- To do
Lines from the records below that contain the word "Based" are to be copied out.

- Recorded data
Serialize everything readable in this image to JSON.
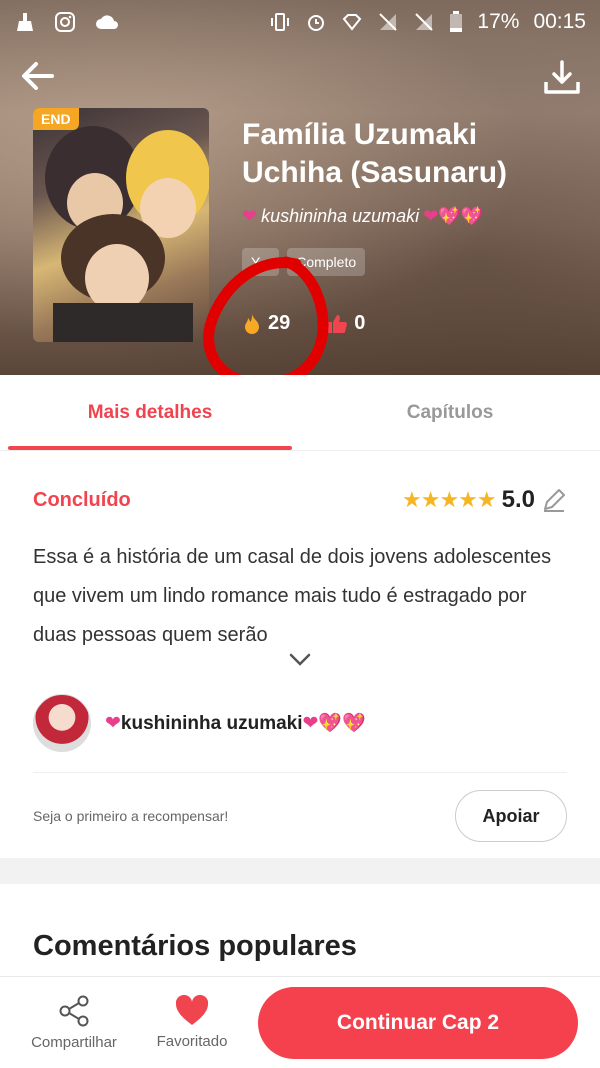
{
  "status_bar": {
    "battery": "17%",
    "time": "00:15"
  },
  "story": {
    "badge": "END",
    "title": "Família Uzumaki Uchiha (Sasunaru)",
    "author": "kushininha uzumaki",
    "tags": [
      "Y...",
      "Completo"
    ],
    "views": "29",
    "likes": "0"
  },
  "tabs": [
    {
      "label": "Mais detalhes",
      "active": true
    },
    {
      "label": "Capítulos",
      "active": false
    }
  ],
  "details": {
    "status": "Concluído",
    "stars": "★★★★★",
    "rating": "5.0",
    "description": "Essa é a história de um casal de dois jovens adolescentes que vivem um lindo romance mais tudo é estragado por duas pessoas quem serão",
    "author_name": "kushininha uzumaki",
    "reward_text": "Seja o primeiro a recompensar!",
    "support_button": "Apoiar"
  },
  "comments": {
    "title": "Comentários populares"
  },
  "bottom_bar": {
    "share_label": "Compartilhar",
    "favorite_label": "Favoritado",
    "continue_label": "Continuar Cap 2"
  },
  "colors": {
    "accent": "#f0444f",
    "star": "#f5b623",
    "badge": "#f5a623"
  }
}
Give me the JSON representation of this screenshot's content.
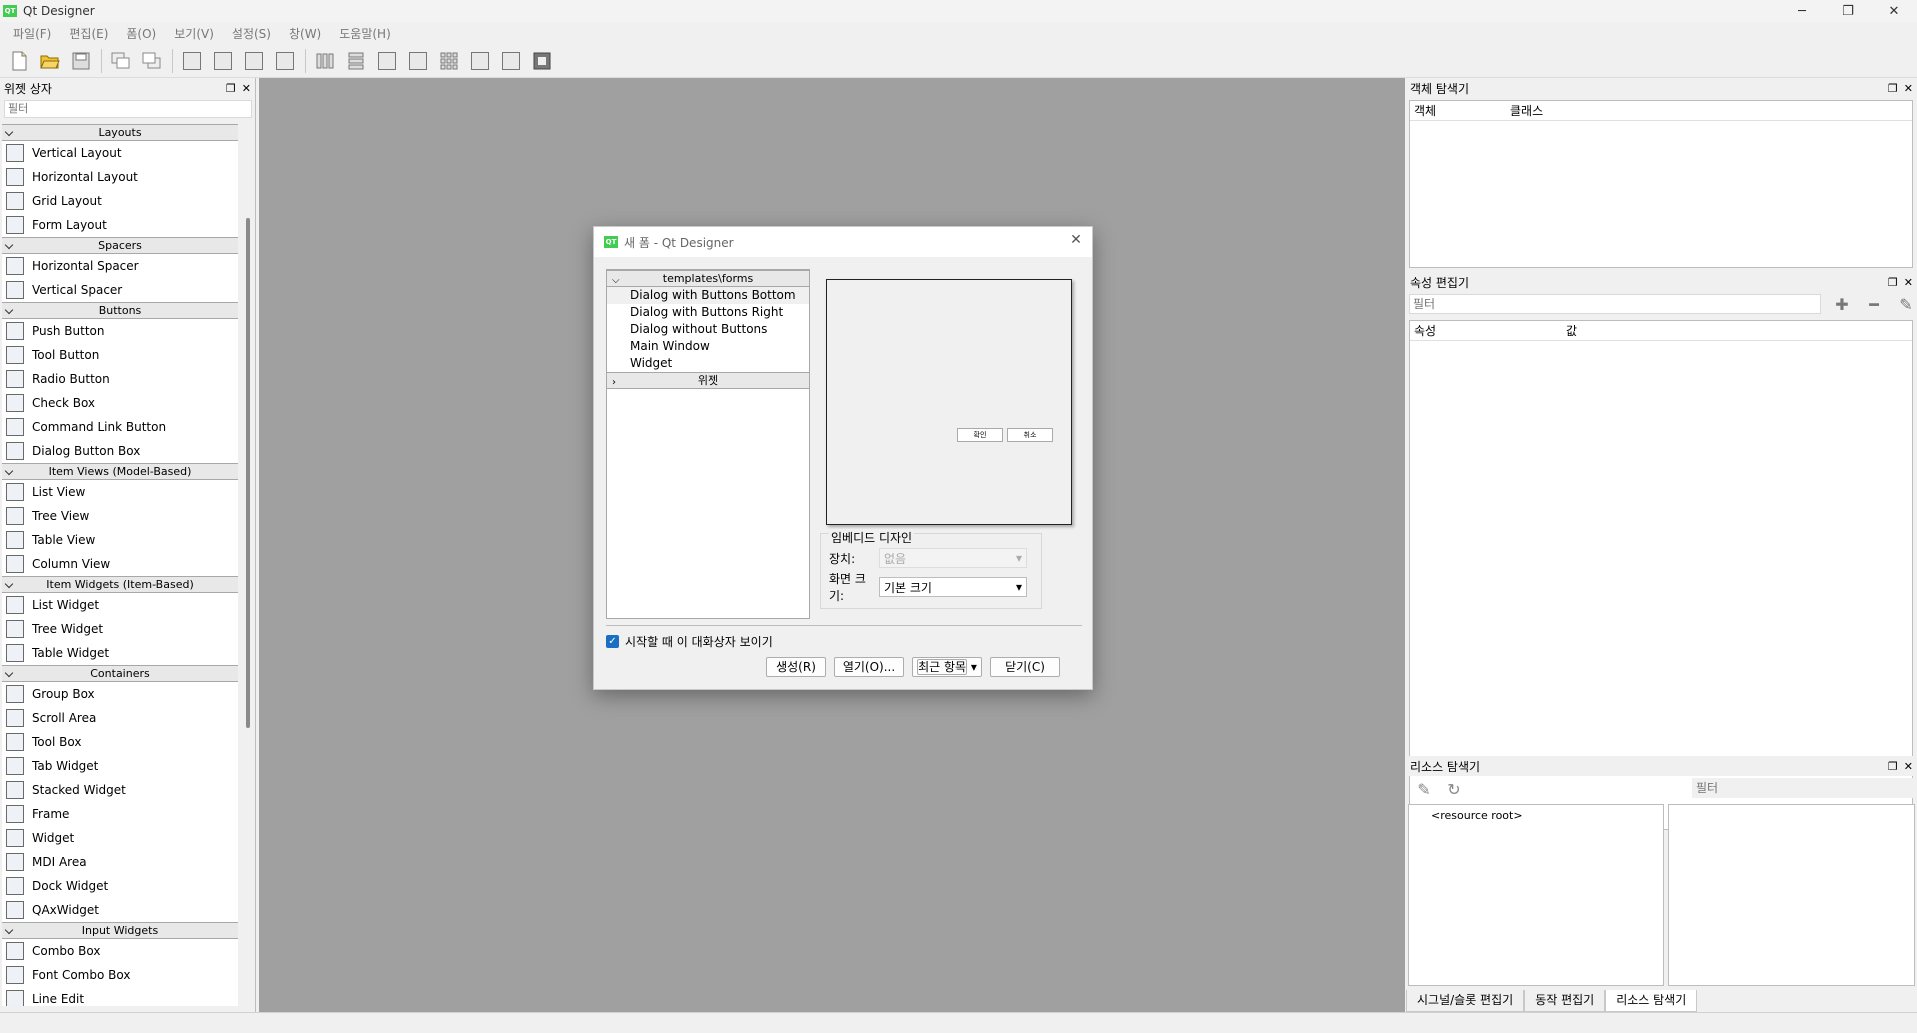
{
  "app": {
    "title": "Qt Designer",
    "icon_text": "QT"
  },
  "window_controls": {
    "minimize": "─",
    "restore": "❐",
    "close": "✕"
  },
  "menu": [
    "파일(F)",
    "편집(E)",
    "폼(O)",
    "보기(V)",
    "설정(S)",
    "창(W)",
    "도움말(H)"
  ],
  "widget_box": {
    "title": "위젯 상자",
    "filter_placeholder": "필터",
    "categories": [
      {
        "name": "Layouts",
        "items": [
          "Vertical Layout",
          "Horizontal Layout",
          "Grid Layout",
          "Form Layout"
        ]
      },
      {
        "name": "Spacers",
        "items": [
          "Horizontal Spacer",
          "Vertical Spacer"
        ]
      },
      {
        "name": "Buttons",
        "items": [
          "Push Button",
          "Tool Button",
          "Radio Button",
          "Check Box",
          "Command Link Button",
          "Dialog Button Box"
        ]
      },
      {
        "name": "Item Views (Model-Based)",
        "items": [
          "List View",
          "Tree View",
          "Table View",
          "Column View"
        ]
      },
      {
        "name": "Item Widgets (Item-Based)",
        "items": [
          "List Widget",
          "Tree Widget",
          "Table Widget"
        ]
      },
      {
        "name": "Containers",
        "items": [
          "Group Box",
          "Scroll Area",
          "Tool Box",
          "Tab Widget",
          "Stacked Widget",
          "Frame",
          "Widget",
          "MDI Area",
          "Dock Widget",
          "QAxWidget"
        ]
      },
      {
        "name": "Input Widgets",
        "items": [
          "Combo Box",
          "Font Combo Box",
          "Line Edit"
        ]
      }
    ]
  },
  "object_inspector": {
    "title": "객체 탐색기",
    "col_object": "객체",
    "col_class": "클래스"
  },
  "property_editor": {
    "title": "속성 편집기",
    "filter_placeholder": "필터",
    "col_property": "속성",
    "col_value": "값"
  },
  "resource_browser": {
    "title": "리소스 탐색기",
    "filter_placeholder": "필터",
    "root": "<resource root>"
  },
  "bottom_tabs": [
    "시그널/슬롯 편집기",
    "동작 편집기",
    "리소스 탐색기"
  ],
  "dialog": {
    "title": "새 폼 - Qt Designer",
    "template_category": "templates\\forms",
    "templates": [
      "Dialog with Buttons Bottom",
      "Dialog with Buttons Right",
      "Dialog without Buttons",
      "Main Window",
      "Widget"
    ],
    "selected_template": "Dialog with Buttons Bottom",
    "widgets_category": "위젯",
    "preview_ok": "확인",
    "preview_cancel": "취소",
    "embedded_title": "임베디드 디자인",
    "device_label": "장치:",
    "device_value": "없음",
    "screen_size_label": "화면 크기:",
    "screen_size_value": "기본 크기",
    "show_on_startup": "시작할 때 이 대화상자 보이기",
    "show_on_startup_checked": true,
    "buttons": {
      "create": "생성(R)",
      "open": "열기(O)...",
      "recent": "최근 항목",
      "close": "닫기(C)"
    }
  }
}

- Exercise solution
        "name": "Item Views (Model-Based)",
        "name": "Item Widgets (Item-Based)",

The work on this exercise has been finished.